• Entries provided
'''

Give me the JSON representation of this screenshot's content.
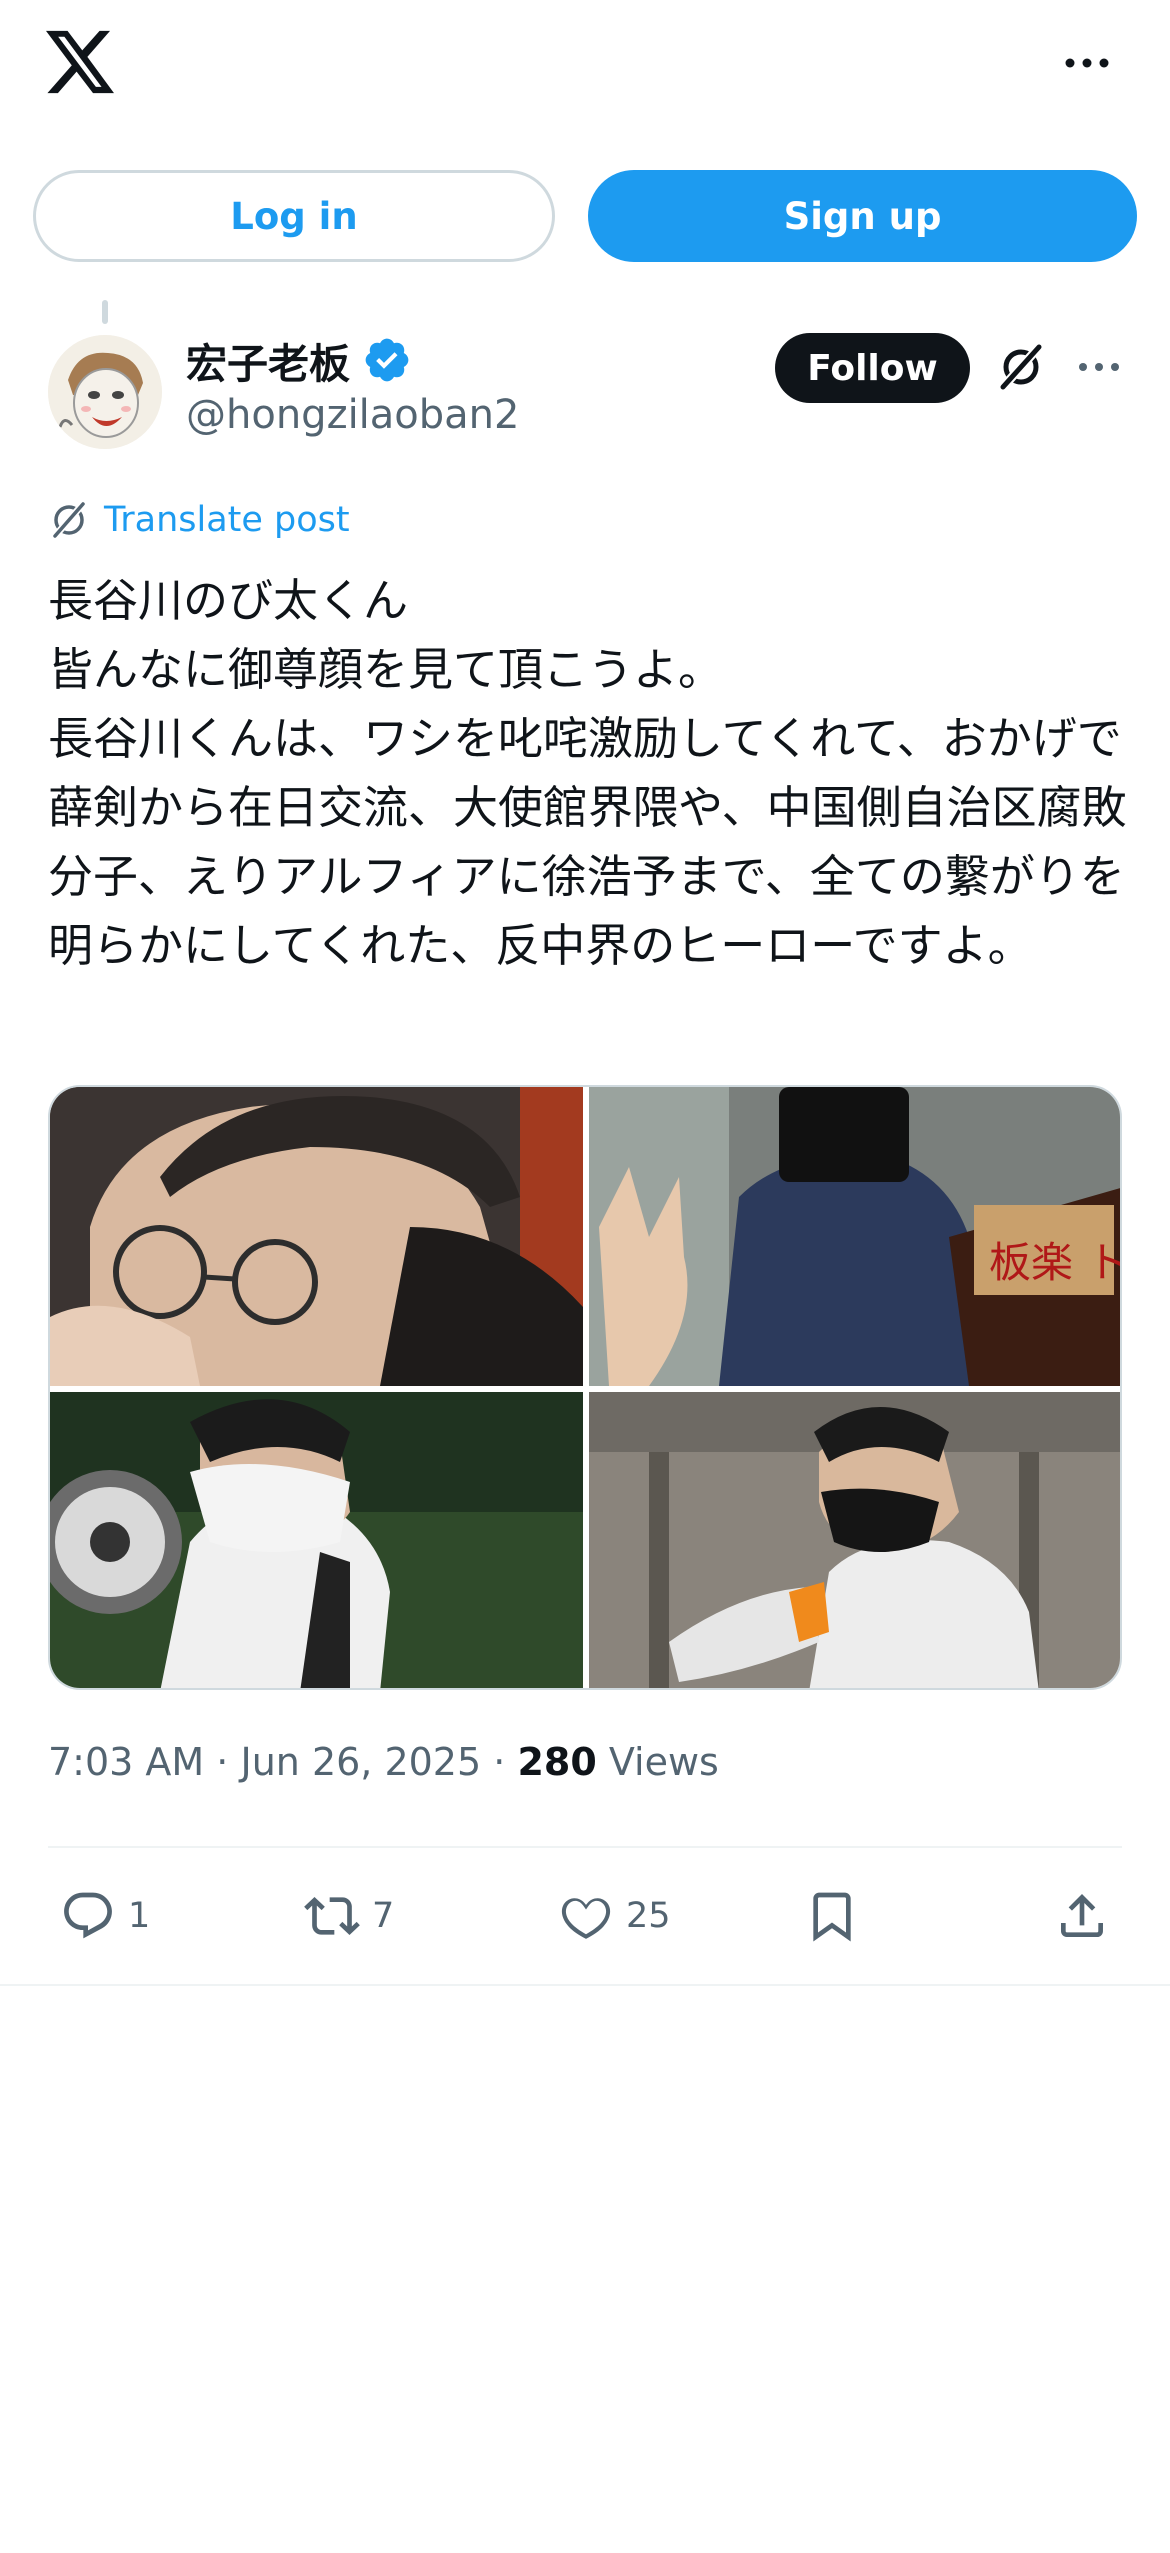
{
  "header": {
    "logo_icon": "x-logo-icon",
    "more_icon": "more-dots-icon"
  },
  "auth": {
    "login_label": "Log in",
    "signup_label": "Sign up"
  },
  "tweet": {
    "author": {
      "display_name": "宏子老板",
      "handle": "@hongzilaoban2",
      "verified": true,
      "verified_color": "#1d9bf0"
    },
    "follow_label": "Follow",
    "translate_label": "Translate post",
    "text": "長谷川のび太くん\n皆んなに御尊顔を見て頂こうよ。\n長谷川くんは、ワシを叱咤激励してくれて、おかげで薛剣から在日交流、大使館界隈や、中国側自治区腐敗分子、えりアルフィアに徐浩予まで、全ての繋がりを明らかにしてくれた、反中界のヒーローですよ。",
    "media": [
      {
        "sign_text": ""
      },
      {
        "sign_text": "板楽 トランス差"
      },
      {
        "sign_text": ""
      },
      {
        "sign_text": ""
      }
    ],
    "time": "7:03 AM",
    "date": "Jun 26, 2025",
    "views_count": "280",
    "views_label": "Views",
    "separator": "·",
    "actions": {
      "replies": "1",
      "reposts": "7",
      "likes": "25"
    }
  },
  "colors": {
    "accent": "#1d9bf0",
    "text_primary": "#0f1419",
    "text_secondary": "#536471",
    "border": "#cfd9de"
  }
}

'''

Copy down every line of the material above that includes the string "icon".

• Reply
    "logo_icon": "x-logo-icon",
    "more_icon": "more-dots-icon"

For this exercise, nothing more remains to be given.